Is it too soon to indulge in some 1980s automotive nostalgia? I hope not, because I’ve been reminiscing quite a bit lately about the days of leg warmers, E.T., and Huey Lewis and the News. Don’t ask me why. Most car enthusiasts lump the early 1980s in with the 1970s as the automotive dark ages, but there were bright spots. I was combing through Consumer Guide’s amazing photo library recently when I stumbled across two snapshots in our 1983 Buick files.
For better and for worse, the Alfa Romeo 4C is an unforgettable car. No regular 2017 production vehicle offers a purer, more immersive driving experience—or demands as much tolerance from its occupants for high NVH levels and other comfort shortcomings.
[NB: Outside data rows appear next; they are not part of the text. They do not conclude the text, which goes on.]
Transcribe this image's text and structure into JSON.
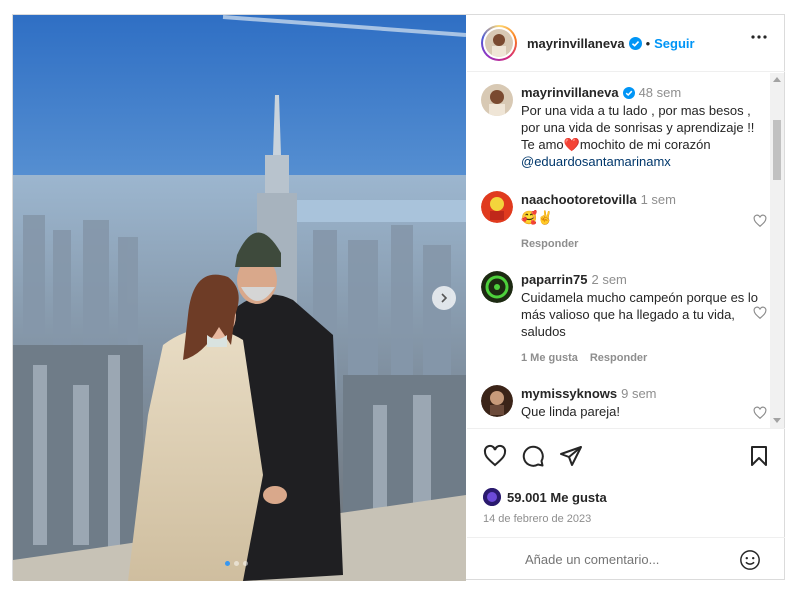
{
  "post": {
    "username": "mayrinvillaneva",
    "separator": "•",
    "follow_label": "Seguir",
    "caption": {
      "time": "48 sem",
      "text": "Por una vida a tu lado , por mas besos , por una vida de sonrisas y aprendizaje !! Te amo",
      "heart_emoji": "❤️",
      "text_after": "mochito de mi corazón",
      "mention": "@eduardosantamarinamx"
    },
    "likes": "59.001 Me gusta",
    "date": "14 de febrero de 2023",
    "add_comment_placeholder": "Añade un comentario...",
    "carousel": {
      "slides": 3,
      "active": 0
    }
  },
  "comments": [
    {
      "username": "naachootoretovilla",
      "time": "1 sem",
      "text": "🥰✌️",
      "actions": [
        "Responder"
      ]
    },
    {
      "username": "paparrin75",
      "time": "2 sem",
      "text": "Cuidamela mucho campeón porque es lo más valioso que ha llegado a tu vida, saludos",
      "actions": [
        "1 Me gusta",
        "Responder"
      ]
    },
    {
      "username": "mymissyknows",
      "time": "9 sem",
      "text": "Que linda pareja!",
      "actions": []
    }
  ],
  "icons": {
    "verified": "verified-badge-icon",
    "more": "more-options-icon",
    "like": "heart-icon",
    "comment": "comment-icon",
    "share": "share-icon",
    "save": "bookmark-icon",
    "emoji": "emoji-icon",
    "next": "chevron-right-icon"
  },
  "colors": {
    "link_blue": "#0095f6",
    "verified_blue": "#0095f6",
    "secondary_text": "#8e8e8e",
    "mention_blue": "#00376b",
    "heart_red": "#ed4956"
  }
}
You can check out our recent road-test experiences with the 2017 Alfa Romeo 4C here and here, but we thought that the outrageous bodywork, the unusual ergonomics, and the many interesting details of our latest 4C tester deserved a closer look.
Hyundai redesigned its compact Elantra sedan last year, but the Elantra’s hatchback sibling–the Elantra GT—wasn’t included in the party; it was carried over on the previous-generation Elantra platform. For 2018, the hatchback catches up with the sedan as Hyundai introduces a redesigned GT based on the latest European-market Hyundai i30 platform.
Muck Rack makes it simple to find people, tweets, or articles that mention any name, keyword, company, hashtag etc. We've compiled this guide to help you make the most of your search.
Selecting a term
Start searching tweets, articles from media outlets, articles mentioned in tweets, journalists'
names, titles and bios with some suggested searches:
Companies or Topics (e.g. iPhone, Microsoft)
Phrases (e.g. "cloud computing") — use quotes to keep the terms together
Twitter handles (e.g. @username) — returns those who have mentioned or replied to
Names (e.g. "David Pogue")
Hashtags (e.g. #sxsw, #london2012)
Bio details (e.g. vegan, Olympics, father)
Muck Rack's Advanced Search allows for many boolean operators.
Find results that mention multiple specified terms, use AND or
+. For example, ensure each result contains both Elon Musk and Mark Zuckerberg by
searching Musk AND Zuckerberg or Musk + Zuckerberg.
Use the operators OR or , to broaden your search when you'd like either of
multiple terms to appear in results. (This is the default behavior of our search when no operators
are used). For example, results will contain either cake or cookie by searching cake OR cookie or cake,cookie
Use NOT or - to subtract results from your search. For
example, searching Disney will yield results about the Walt Disney Company as well as Walt Disney
World Resort. To exclude mentions of Disney World, search for Disney -World or Disney
When using one of these operators with a phrase, enclose it in quotation marks. For example, you can
find results about smartphones excluding Apple's iPhone 4S by searching smartphone -"iPhone
Exact case matching or punctuation
If you're searching for a brand name or keyword that relies on specific punctuation marks or capitalization, you can
find results that match your exact query by adding matchcase: before the keyword you're searching for, like matchcase:E*TRADE .
Use parentheses to separate multiple
boolean phrases. For example, to find journalists talking about having fun in Disney World or
Disneyland, search for ("disney world" OR disneyland) AND fun.
An asterisk can be used to search for any variation of a root word truncated by the asterisk. For example, searching for admin* will return results for administrator, administration, administer, administered, etc.
A near operator is an AND operator where you can control the distance between the words. You can vary the distance the near operation uses by adding a forward slash and number (between 0-99) such as strawberries NEAR/10 "whipped cream", which means the strawberries must exist within 10 words of "whipped cream".